Malaysia's SME statistics, and e-commerce readiness
|SMEs that are already doing online business courtesy of webShaper|
How many SMEs are there in Malaysia?
According to Census Report on SMEs 2011, there was a total of 645,136 SMEs operating their businesses in Malaysia, representing 97.3% of total business establishments.
A more recent report quoting Wayne Lim, Group CEO of Malaysia SME, that the total number of SMEs in Malaysia is estimated to grow to 1 million in 2012, accounting for up to 99.2% of total business establishments.
If we refer to number of registered companies and business published by SSM (Companies Commission of Malaysia), there were slightly more than 1 million companies and close to 5 million businesses (Sole Proprietorship & Partnership) registered by the end of 2012.
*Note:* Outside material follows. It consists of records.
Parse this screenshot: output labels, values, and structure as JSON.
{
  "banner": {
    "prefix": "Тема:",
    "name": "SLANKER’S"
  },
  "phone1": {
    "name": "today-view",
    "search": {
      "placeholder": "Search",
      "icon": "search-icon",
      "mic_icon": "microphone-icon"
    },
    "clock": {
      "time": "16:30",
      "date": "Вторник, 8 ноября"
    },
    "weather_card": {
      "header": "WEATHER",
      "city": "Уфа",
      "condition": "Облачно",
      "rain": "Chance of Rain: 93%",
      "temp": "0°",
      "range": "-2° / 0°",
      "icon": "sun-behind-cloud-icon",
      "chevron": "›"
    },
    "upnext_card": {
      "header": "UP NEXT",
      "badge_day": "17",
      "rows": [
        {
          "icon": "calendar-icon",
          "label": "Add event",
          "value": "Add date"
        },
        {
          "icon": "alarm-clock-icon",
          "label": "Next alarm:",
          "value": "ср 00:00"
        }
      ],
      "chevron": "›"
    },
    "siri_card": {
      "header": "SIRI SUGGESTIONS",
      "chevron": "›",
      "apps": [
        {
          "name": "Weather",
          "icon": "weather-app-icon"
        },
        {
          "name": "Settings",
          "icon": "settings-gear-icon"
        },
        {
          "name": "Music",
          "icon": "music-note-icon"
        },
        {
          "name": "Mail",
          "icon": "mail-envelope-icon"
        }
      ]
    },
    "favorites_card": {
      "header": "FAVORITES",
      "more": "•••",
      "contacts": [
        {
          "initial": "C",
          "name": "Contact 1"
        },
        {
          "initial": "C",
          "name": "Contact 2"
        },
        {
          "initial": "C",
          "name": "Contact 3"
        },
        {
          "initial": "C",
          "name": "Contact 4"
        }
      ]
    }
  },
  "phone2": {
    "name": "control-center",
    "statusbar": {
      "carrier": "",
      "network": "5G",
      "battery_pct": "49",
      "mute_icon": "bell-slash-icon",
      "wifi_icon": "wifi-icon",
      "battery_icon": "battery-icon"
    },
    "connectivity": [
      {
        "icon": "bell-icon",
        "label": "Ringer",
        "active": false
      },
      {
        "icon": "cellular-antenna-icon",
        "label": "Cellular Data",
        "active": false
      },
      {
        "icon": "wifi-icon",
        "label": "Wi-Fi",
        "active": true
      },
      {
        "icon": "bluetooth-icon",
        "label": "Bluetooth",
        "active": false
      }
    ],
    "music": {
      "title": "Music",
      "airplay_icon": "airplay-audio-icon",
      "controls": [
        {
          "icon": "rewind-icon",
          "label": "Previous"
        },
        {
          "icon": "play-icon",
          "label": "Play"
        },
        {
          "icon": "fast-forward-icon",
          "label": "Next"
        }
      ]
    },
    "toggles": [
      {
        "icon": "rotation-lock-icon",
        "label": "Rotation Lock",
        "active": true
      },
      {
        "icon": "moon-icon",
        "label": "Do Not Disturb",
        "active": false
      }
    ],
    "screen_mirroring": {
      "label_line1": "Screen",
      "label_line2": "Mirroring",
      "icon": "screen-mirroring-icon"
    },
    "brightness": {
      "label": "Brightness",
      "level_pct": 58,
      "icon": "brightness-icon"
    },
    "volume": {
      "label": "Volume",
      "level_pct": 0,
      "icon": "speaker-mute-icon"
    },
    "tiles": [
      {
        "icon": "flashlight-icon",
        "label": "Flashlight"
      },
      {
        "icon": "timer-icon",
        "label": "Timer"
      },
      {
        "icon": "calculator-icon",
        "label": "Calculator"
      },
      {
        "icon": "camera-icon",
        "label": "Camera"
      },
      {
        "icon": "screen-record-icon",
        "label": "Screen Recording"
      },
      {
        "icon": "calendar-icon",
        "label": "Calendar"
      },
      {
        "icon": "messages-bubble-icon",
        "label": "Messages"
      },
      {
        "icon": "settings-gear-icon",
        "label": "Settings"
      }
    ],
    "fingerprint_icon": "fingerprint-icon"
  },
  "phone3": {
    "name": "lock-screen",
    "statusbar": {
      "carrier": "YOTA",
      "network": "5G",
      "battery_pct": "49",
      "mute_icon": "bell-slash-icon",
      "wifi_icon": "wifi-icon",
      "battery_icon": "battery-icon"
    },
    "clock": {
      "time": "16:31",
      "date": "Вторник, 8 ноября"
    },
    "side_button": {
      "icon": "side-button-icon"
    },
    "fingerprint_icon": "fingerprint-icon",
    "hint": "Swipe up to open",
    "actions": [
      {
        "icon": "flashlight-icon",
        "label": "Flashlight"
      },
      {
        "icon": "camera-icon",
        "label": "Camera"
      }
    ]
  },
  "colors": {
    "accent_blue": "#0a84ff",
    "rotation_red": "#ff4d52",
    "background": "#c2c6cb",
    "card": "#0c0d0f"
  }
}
You can imagine that most of the 1 million companies are small or medium enterprises while majority of 5 million businesses are micro enterprises. We are not sure how many of those are dormant though.
Next, what is the definition of SME in Malaysia?
New SME Definition
Starting from 1 January 2014, new SME definition in Malaysia will require higher sales turnover to be classified as small or medium enterprises, as compared to the existing definition.
For example, if you are in services sector, you need to have only RM1 million annual sales turnover to qualify as medium enterprise according to the SME definition up to 31 December 2013. However with new SME definition in place, RM3 million annual sales turnover is required to be classified as medium enterprise.
You can refer to the table below on the new definition of SME (you can also download the full guideline here):
Since our focus here is e-commerce or retail, what kind of enterprise falls under Services sector?
SMEs in Wholesale & Retail
By referring to SME Corporation Malaysia, Service sector consists of sub-sectors such as telecommunications, private education, healthcare, finance, insurance, professional & business services, wholesale & retail trade, restaurants & accommodation.
If you refer to the table below, 90.1% of the SMEs are classified in Services sector.
Our next question is, how many of the 580,985 SMEs in Services sector are wholesalers and retailers?
While SME Annual Report 2012/13 does not provide such breakdown, we can refer to SME Cencus 2011 which shows that close to 50% of the Service sectors are classified as "Wholesale and Retail Trade & Repair of Motor Vehicles and Motorcycles".
On another hand, survey conducted by ACCCIM (The Associated Chinese Chambers of Commerce & Industry of Malaysia) indicated that 25% of the total SMEs falls under "Wholesale & Trading".
Other facts you need to know about SME in Malaysia
As expected, most of the SME establishments are based in Selangor (19.5%) and Kuala Lumpur (13.1%), followed by Johor (10.7%), Perak (9.3%) and Sarawak (6.8%).
How about GDP contribution by SMEs?
The share of SME GDP to overall GDP was 32.7% in 2012 and the government wants to raise it to 41% by year 2020.
Although the GDP contribution by SMEs is improving year over year, but is it good enough? Wayne Lim, Group CEO of Malaysia SME has been quoted as below:
SME businesses form a very large part of Malaysia's economy. But their contribution to GDP is still slightly lacking compared with (their counterparts) in developed countries.
That is one of the reasons why SME development programs have been introduced to grow local SMEs, with the focus on areas like Innovation & Technology Adoption, Human Capital Development, Access to Financing, Market Access, and Infrastructure.
The most notable program on ICT is non other than Get Malaysian Business Online (GMBO) grant worth RM1,000 for SMEs. However, Malaysian Communications and Multimedia Commission (MCMC) only expects to reach 14,000 approved applications by the end of 2013, 36,000 short of the grant's target.
You can read more on SME Development Programs in 2013.
Note: All charts above are derived from SME Annual Report 2012/13.
SME e-commerce readiness
According to a recent SME survey, 70% of SMEs in Malaysia still do not have a website.
ACCCIM's survey also shows that SMEs here are still bond of using conventional method of doing business here, with only 28% of the 965 survey respondents stated that they are involved in e-commerce. While 24% of them are "in planning", the rest of 48% are not involved in e-commerce yet.
ACCCIM reveals that the main obstacles faced by local SMEs on e-commerce adoption is poor Internet bandwidth (30%), followed by expensive cost involved (25%) and concerns on e-payment security (20%).
From the survey concluded above, it seems that improvements need to be executed and supported by the government, online marketplace players, and service providers (infrastructure, web store, payment, fulfillment).
It will be great if SME Development Programs are designed after getting feedback from the SMEs (like survey above), so that SME's needs are really being understood.
By then, more SMEs in Malaysia will be ready for Internet and e-commerce.
What say you?